▶ **Website and app data records**
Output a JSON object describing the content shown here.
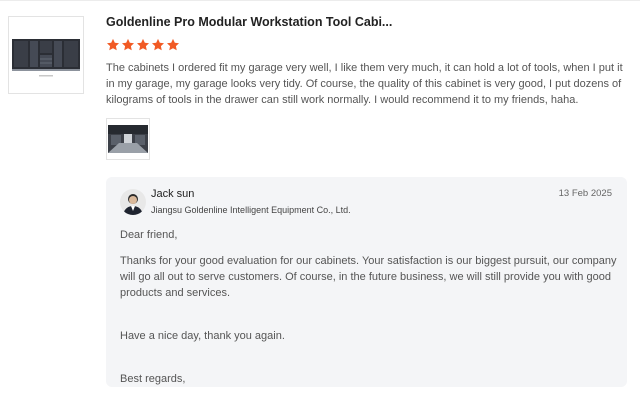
{
  "product": {
    "title": "Goldenline Pro Modular Workstation Tool Cabi...",
    "thumbnail_icon": "tool-cabinet-image",
    "rating": 5,
    "star_color": "#f15a24"
  },
  "review": {
    "text": "The cabinets I ordered fit my garage very well, I like them very much, it can hold a lot of tools, when I put it in my garage, my garage looks very tidy. Of course, the quality of this cabinet is very good, I put dozens of kilograms of tools in the drawer can still work normally. I would recommend it to my friends, haha.",
    "photo_icon": "garage-photo"
  },
  "reply": {
    "name": "Jack sun",
    "company": "Jiangsu Goldenline Intelligent Equipment Co., Ltd.",
    "date": "13 Feb 2025",
    "greeting": "Dear friend,",
    "paragraph": "Thanks for your good evaluation for our cabinets. Your satisfaction is our biggest pursuit, our company will go all out to serve customers. Of course, in the future business, we will still provide you with good products and services.",
    "closing": "Have a nice day, thank you again.",
    "signoff": "Best regards,",
    "background": "#f4f5f7"
  }
}
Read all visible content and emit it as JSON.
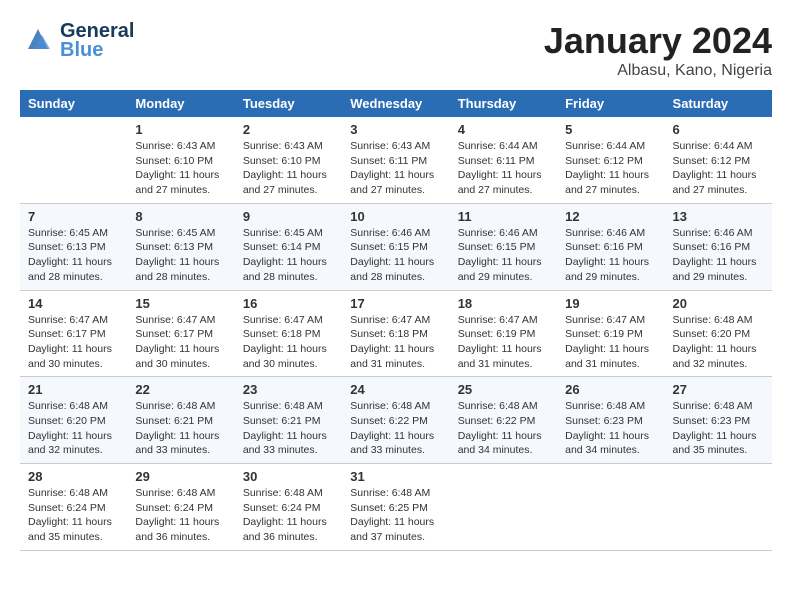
{
  "header": {
    "logo_line1": "General",
    "logo_line2": "Blue",
    "month_title": "January 2024",
    "location": "Albasu, Kano, Nigeria"
  },
  "columns": [
    "Sunday",
    "Monday",
    "Tuesday",
    "Wednesday",
    "Thursday",
    "Friday",
    "Saturday"
  ],
  "weeks": [
    [
      {
        "day": "",
        "sunrise": "",
        "sunset": "",
        "daylight": ""
      },
      {
        "day": "1",
        "sunrise": "Sunrise: 6:43 AM",
        "sunset": "Sunset: 6:10 PM",
        "daylight": "Daylight: 11 hours and 27 minutes."
      },
      {
        "day": "2",
        "sunrise": "Sunrise: 6:43 AM",
        "sunset": "Sunset: 6:10 PM",
        "daylight": "Daylight: 11 hours and 27 minutes."
      },
      {
        "day": "3",
        "sunrise": "Sunrise: 6:43 AM",
        "sunset": "Sunset: 6:11 PM",
        "daylight": "Daylight: 11 hours and 27 minutes."
      },
      {
        "day": "4",
        "sunrise": "Sunrise: 6:44 AM",
        "sunset": "Sunset: 6:11 PM",
        "daylight": "Daylight: 11 hours and 27 minutes."
      },
      {
        "day": "5",
        "sunrise": "Sunrise: 6:44 AM",
        "sunset": "Sunset: 6:12 PM",
        "daylight": "Daylight: 11 hours and 27 minutes."
      },
      {
        "day": "6",
        "sunrise": "Sunrise: 6:44 AM",
        "sunset": "Sunset: 6:12 PM",
        "daylight": "Daylight: 11 hours and 27 minutes."
      }
    ],
    [
      {
        "day": "7",
        "sunrise": "Sunrise: 6:45 AM",
        "sunset": "Sunset: 6:13 PM",
        "daylight": "Daylight: 11 hours and 28 minutes."
      },
      {
        "day": "8",
        "sunrise": "Sunrise: 6:45 AM",
        "sunset": "Sunset: 6:13 PM",
        "daylight": "Daylight: 11 hours and 28 minutes."
      },
      {
        "day": "9",
        "sunrise": "Sunrise: 6:45 AM",
        "sunset": "Sunset: 6:14 PM",
        "daylight": "Daylight: 11 hours and 28 minutes."
      },
      {
        "day": "10",
        "sunrise": "Sunrise: 6:46 AM",
        "sunset": "Sunset: 6:15 PM",
        "daylight": "Daylight: 11 hours and 28 minutes."
      },
      {
        "day": "11",
        "sunrise": "Sunrise: 6:46 AM",
        "sunset": "Sunset: 6:15 PM",
        "daylight": "Daylight: 11 hours and 29 minutes."
      },
      {
        "day": "12",
        "sunrise": "Sunrise: 6:46 AM",
        "sunset": "Sunset: 6:16 PM",
        "daylight": "Daylight: 11 hours and 29 minutes."
      },
      {
        "day": "13",
        "sunrise": "Sunrise: 6:46 AM",
        "sunset": "Sunset: 6:16 PM",
        "daylight": "Daylight: 11 hours and 29 minutes."
      }
    ],
    [
      {
        "day": "14",
        "sunrise": "Sunrise: 6:47 AM",
        "sunset": "Sunset: 6:17 PM",
        "daylight": "Daylight: 11 hours and 30 minutes."
      },
      {
        "day": "15",
        "sunrise": "Sunrise: 6:47 AM",
        "sunset": "Sunset: 6:17 PM",
        "daylight": "Daylight: 11 hours and 30 minutes."
      },
      {
        "day": "16",
        "sunrise": "Sunrise: 6:47 AM",
        "sunset": "Sunset: 6:18 PM",
        "daylight": "Daylight: 11 hours and 30 minutes."
      },
      {
        "day": "17",
        "sunrise": "Sunrise: 6:47 AM",
        "sunset": "Sunset: 6:18 PM",
        "daylight": "Daylight: 11 hours and 31 minutes."
      },
      {
        "day": "18",
        "sunrise": "Sunrise: 6:47 AM",
        "sunset": "Sunset: 6:19 PM",
        "daylight": "Daylight: 11 hours and 31 minutes."
      },
      {
        "day": "19",
        "sunrise": "Sunrise: 6:47 AM",
        "sunset": "Sunset: 6:19 PM",
        "daylight": "Daylight: 11 hours and 31 minutes."
      },
      {
        "day": "20",
        "sunrise": "Sunrise: 6:48 AM",
        "sunset": "Sunset: 6:20 PM",
        "daylight": "Daylight: 11 hours and 32 minutes."
      }
    ],
    [
      {
        "day": "21",
        "sunrise": "Sunrise: 6:48 AM",
        "sunset": "Sunset: 6:20 PM",
        "daylight": "Daylight: 11 hours and 32 minutes."
      },
      {
        "day": "22",
        "sunrise": "Sunrise: 6:48 AM",
        "sunset": "Sunset: 6:21 PM",
        "daylight": "Daylight: 11 hours and 33 minutes."
      },
      {
        "day": "23",
        "sunrise": "Sunrise: 6:48 AM",
        "sunset": "Sunset: 6:21 PM",
        "daylight": "Daylight: 11 hours and 33 minutes."
      },
      {
        "day": "24",
        "sunrise": "Sunrise: 6:48 AM",
        "sunset": "Sunset: 6:22 PM",
        "daylight": "Daylight: 11 hours and 33 minutes."
      },
      {
        "day": "25",
        "sunrise": "Sunrise: 6:48 AM",
        "sunset": "Sunset: 6:22 PM",
        "daylight": "Daylight: 11 hours and 34 minutes."
      },
      {
        "day": "26",
        "sunrise": "Sunrise: 6:48 AM",
        "sunset": "Sunset: 6:23 PM",
        "daylight": "Daylight: 11 hours and 34 minutes."
      },
      {
        "day": "27",
        "sunrise": "Sunrise: 6:48 AM",
        "sunset": "Sunset: 6:23 PM",
        "daylight": "Daylight: 11 hours and 35 minutes."
      }
    ],
    [
      {
        "day": "28",
        "sunrise": "Sunrise: 6:48 AM",
        "sunset": "Sunset: 6:24 PM",
        "daylight": "Daylight: 11 hours and 35 minutes."
      },
      {
        "day": "29",
        "sunrise": "Sunrise: 6:48 AM",
        "sunset": "Sunset: 6:24 PM",
        "daylight": "Daylight: 11 hours and 36 minutes."
      },
      {
        "day": "30",
        "sunrise": "Sunrise: 6:48 AM",
        "sunset": "Sunset: 6:24 PM",
        "daylight": "Daylight: 11 hours and 36 minutes."
      },
      {
        "day": "31",
        "sunrise": "Sunrise: 6:48 AM",
        "sunset": "Sunset: 6:25 PM",
        "daylight": "Daylight: 11 hours and 37 minutes."
      },
      {
        "day": "",
        "sunrise": "",
        "sunset": "",
        "daylight": ""
      },
      {
        "day": "",
        "sunrise": "",
        "sunset": "",
        "daylight": ""
      },
      {
        "day": "",
        "sunrise": "",
        "sunset": "",
        "daylight": ""
      }
    ]
  ]
}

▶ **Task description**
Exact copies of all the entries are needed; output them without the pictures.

▶ **Answer space**
Output a JSON object describing the content shown here.
{
  "product": {
    "title": "Goldenline Pro Modular Workstation Tool Cabi...",
    "thumbnail_icon": "tool-cabinet-image",
    "rating": 5,
    "star_color": "#f15a24"
  },
  "review": {
    "text": "The cabinets I ordered fit my garage very well, I like them very much, it can hold a lot of tools, when I put it in my garage, my garage looks very tidy. Of course, the quality of this cabinet is very good, I put dozens of kilograms of tools in the drawer can still work normally. I would recommend it to my friends, haha.",
    "photo_icon": "garage-photo"
  },
  "reply": {
    "name": "Jack sun",
    "company": "Jiangsu Goldenline Intelligent Equipment Co., Ltd.",
    "date": "13 Feb 2025",
    "greeting": "Dear friend,",
    "paragraph": "Thanks for your good evaluation for our cabinets. Your satisfaction is our biggest pursuit, our company will go all out to serve customers. Of course, in the future business, we will still provide you with good products and services.",
    "closing": "Have a nice day, thank you again.",
    "signoff": "Best regards,",
    "background": "#f4f5f7"
  }
}
Read all visible content and emit it as JSON.
{
  "header": {
    "logo_line1": "General",
    "logo_line2": "Blue",
    "month_title": "January 2024",
    "location": "Albasu, Kano, Nigeria"
  },
  "columns": [
    "Sunday",
    "Monday",
    "Tuesday",
    "Wednesday",
    "Thursday",
    "Friday",
    "Saturday"
  ],
  "weeks": [
    [
      {
        "day": "",
        "sunrise": "",
        "sunset": "",
        "daylight": ""
      },
      {
        "day": "1",
        "sunrise": "Sunrise: 6:43 AM",
        "sunset": "Sunset: 6:10 PM",
        "daylight": "Daylight: 11 hours and 27 minutes."
      },
      {
        "day": "2",
        "sunrise": "Sunrise: 6:43 AM",
        "sunset": "Sunset: 6:10 PM",
        "daylight": "Daylight: 11 hours and 27 minutes."
      },
      {
        "day": "3",
        "sunrise": "Sunrise: 6:43 AM",
        "sunset": "Sunset: 6:11 PM",
        "daylight": "Daylight: 11 hours and 27 minutes."
      },
      {
        "day": "4",
        "sunrise": "Sunrise: 6:44 AM",
        "sunset": "Sunset: 6:11 PM",
        "daylight": "Daylight: 11 hours and 27 minutes."
      },
      {
        "day": "5",
        "sunrise": "Sunrise: 6:44 AM",
        "sunset": "Sunset: 6:12 PM",
        "daylight": "Daylight: 11 hours and 27 minutes."
      },
      {
        "day": "6",
        "sunrise": "Sunrise: 6:44 AM",
        "sunset": "Sunset: 6:12 PM",
        "daylight": "Daylight: 11 hours and 27 minutes."
      }
    ],
    [
      {
        "day": "7",
        "sunrise": "Sunrise: 6:45 AM",
        "sunset": "Sunset: 6:13 PM",
        "daylight": "Daylight: 11 hours and 28 minutes."
      },
      {
        "day": "8",
        "sunrise": "Sunrise: 6:45 AM",
        "sunset": "Sunset: 6:13 PM",
        "daylight": "Daylight: 11 hours and 28 minutes."
      },
      {
        "day": "9",
        "sunrise": "Sunrise: 6:45 AM",
        "sunset": "Sunset: 6:14 PM",
        "daylight": "Daylight: 11 hours and 28 minutes."
      },
      {
        "day": "10",
        "sunrise": "Sunrise: 6:46 AM",
        "sunset": "Sunset: 6:15 PM",
        "daylight": "Daylight: 11 hours and 28 minutes."
      },
      {
        "day": "11",
        "sunrise": "Sunrise: 6:46 AM",
        "sunset": "Sunset: 6:15 PM",
        "daylight": "Daylight: 11 hours and 29 minutes."
      },
      {
        "day": "12",
        "sunrise": "Sunrise: 6:46 AM",
        "sunset": "Sunset: 6:16 PM",
        "daylight": "Daylight: 11 hours and 29 minutes."
      },
      {
        "day": "13",
        "sunrise": "Sunrise: 6:46 AM",
        "sunset": "Sunset: 6:16 PM",
        "daylight": "Daylight: 11 hours and 29 minutes."
      }
    ],
    [
      {
        "day": "14",
        "sunrise": "Sunrise: 6:47 AM",
        "sunset": "Sunset: 6:17 PM",
        "daylight": "Daylight: 11 hours and 30 minutes."
      },
      {
        "day": "15",
        "sunrise": "Sunrise: 6:47 AM",
        "sunset": "Sunset: 6:17 PM",
        "daylight": "Daylight: 11 hours and 30 minutes."
      },
      {
        "day": "16",
        "sunrise": "Sunrise: 6:47 AM",
        "sunset": "Sunset: 6:18 PM",
        "daylight": "Daylight: 11 hours and 30 minutes."
      },
      {
        "day": "17",
        "sunrise": "Sunrise: 6:47 AM",
        "sunset": "Sunset: 6:18 PM",
        "daylight": "Daylight: 11 hours and 31 minutes."
      },
      {
        "day": "18",
        "sunrise": "Sunrise: 6:47 AM",
        "sunset": "Sunset: 6:19 PM",
        "daylight": "Daylight: 11 hours and 31 minutes."
      },
      {
        "day": "19",
        "sunrise": "Sunrise: 6:47 AM",
        "sunset": "Sunset: 6:19 PM",
        "daylight": "Daylight: 11 hours and 31 minutes."
      },
      {
        "day": "20",
        "sunrise": "Sunrise: 6:48 AM",
        "sunset": "Sunset: 6:20 PM",
        "daylight": "Daylight: 11 hours and 32 minutes."
      }
    ],
    [
      {
        "day": "21",
        "sunrise": "Sunrise: 6:48 AM",
        "sunset": "Sunset: 6:20 PM",
        "daylight": "Daylight: 11 hours and 32 minutes."
      },
      {
        "day": "22",
        "sunrise": "Sunrise: 6:48 AM",
        "sunset": "Sunset: 6:21 PM",
        "daylight": "Daylight: 11 hours and 33 minutes."
      },
      {
        "day": "23",
        "sunrise": "Sunrise: 6:48 AM",
        "sunset": "Sunset: 6:21 PM",
        "daylight": "Daylight: 11 hours and 33 minutes."
      },
      {
        "day": "24",
        "sunrise": "Sunrise: 6:48 AM",
        "sunset": "Sunset: 6:22 PM",
        "daylight": "Daylight: 11 hours and 33 minutes."
      },
      {
        "day": "25",
        "sunrise": "Sunrise: 6:48 AM",
        "sunset": "Sunset: 6:22 PM",
        "daylight": "Daylight: 11 hours and 34 minutes."
      },
      {
        "day": "26",
        "sunrise": "Sunrise: 6:48 AM",
        "sunset": "Sunset: 6:23 PM",
        "daylight": "Daylight: 11 hours and 34 minutes."
      },
      {
        "day": "27",
        "sunrise": "Sunrise: 6:48 AM",
        "sunset": "Sunset: 6:23 PM",
        "daylight": "Daylight: 11 hours and 35 minutes."
      }
    ],
    [
      {
        "day": "28",
        "sunrise": "Sunrise: 6:48 AM",
        "sunset": "Sunset: 6:24 PM",
        "daylight": "Daylight: 11 hours and 35 minutes."
      },
      {
        "day": "29",
        "sunrise": "Sunrise: 6:48 AM",
        "sunset": "Sunset: 6:24 PM",
        "daylight": "Daylight: 11 hours and 36 minutes."
      },
      {
        "day": "30",
        "sunrise": "Sunrise: 6:48 AM",
        "sunset": "Sunset: 6:24 PM",
        "daylight": "Daylight: 11 hours and 36 minutes."
      },
      {
        "day": "31",
        "sunrise": "Sunrise: 6:48 AM",
        "sunset": "Sunset: 6:25 PM",
        "daylight": "Daylight: 11 hours and 37 minutes."
      },
      {
        "day": "",
        "sunrise": "",
        "sunset": "",
        "daylight": ""
      },
      {
        "day": "",
        "sunrise": "",
        "sunset": "",
        "daylight": ""
      },
      {
        "day": "",
        "sunrise": "",
        "sunset": "",
        "daylight": ""
      }
    ]
  ]
}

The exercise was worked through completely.